One of the biggest threats to journalism is the growth of Britain’s new state press – free propaganda papers, either weekly or fortnightly, produced at great public expense by local authorities and delivered to all homes. The idea is to destroy the independent local press, thus ensuring that the only news you read about your local council is written by your local council.
The councils, of course, dispute that this is their intention – but why else would so many of them include TV listings, restaurant reviews, features, sport and other material that has nothing to do with local government?

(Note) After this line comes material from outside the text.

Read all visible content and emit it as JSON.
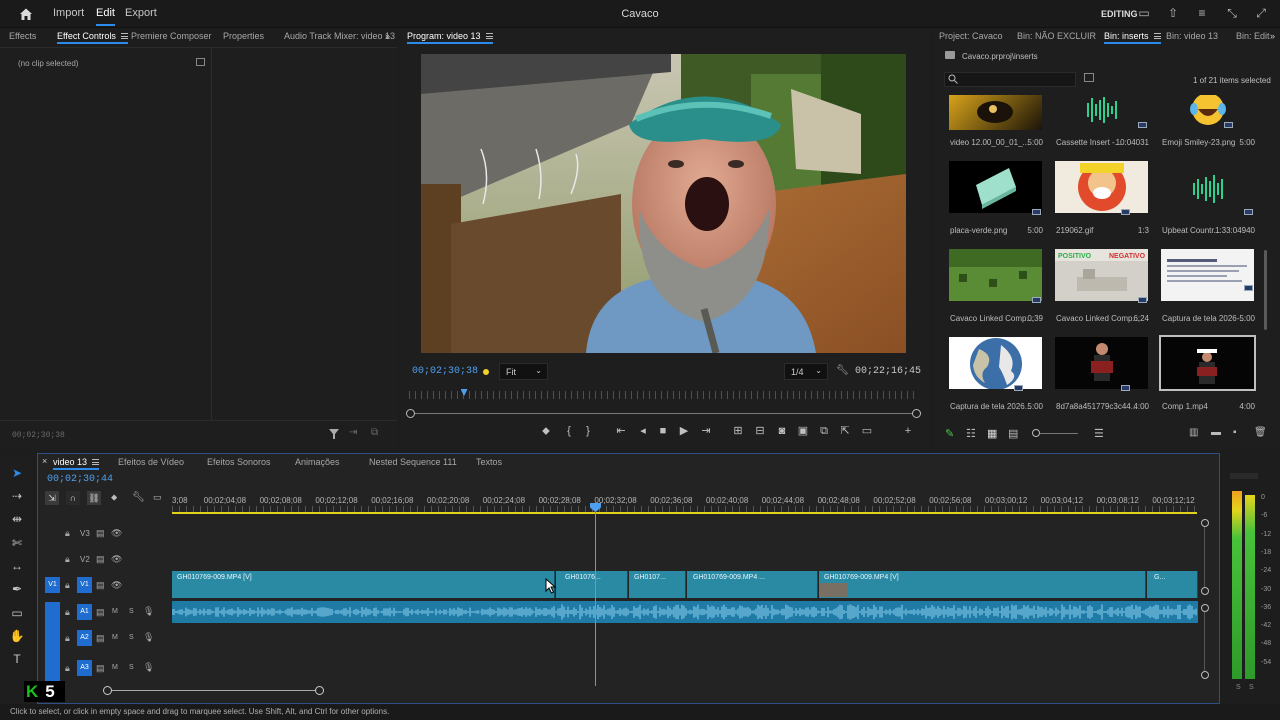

The frontline of the struggle is the Tory flagship borough of Hammersmith and Fulham, which looked like being the first place in Britain where official news became the only news. The council’s propaganda organ, H&F News, is a brilliant facsimile of a proper local paper – unless, of course, you are looking for any mention of the Labour Party, or any criticism of the council, the police, the NHS or any other branch of officialdom. The local independent paid-for paper, the Fulham and Hammersmith Chronicle, meanwhile, was on its last legs, with a circulation of 1,500.
Now, however, the Chronicle has decided to fight back. It too is going free – boosting its circulation to 72,000 with no loss of editorial jobs – to take the fight to H&F News. It’s the latest in a series of small events which suggests that the tide could be turning against the propaganda rags. Proposals to remove councils’ obligations to advertise planning applications in the local press have been rejected. MPs have slammed H&F News and other propaganda operations (most of which are run by Labour councils.) Two councils – Doncaster and Cornwall – have even closed their papers and a third, Birmingham, is reportedly considering it.
There is life in the local press yet. Let the fightback grow.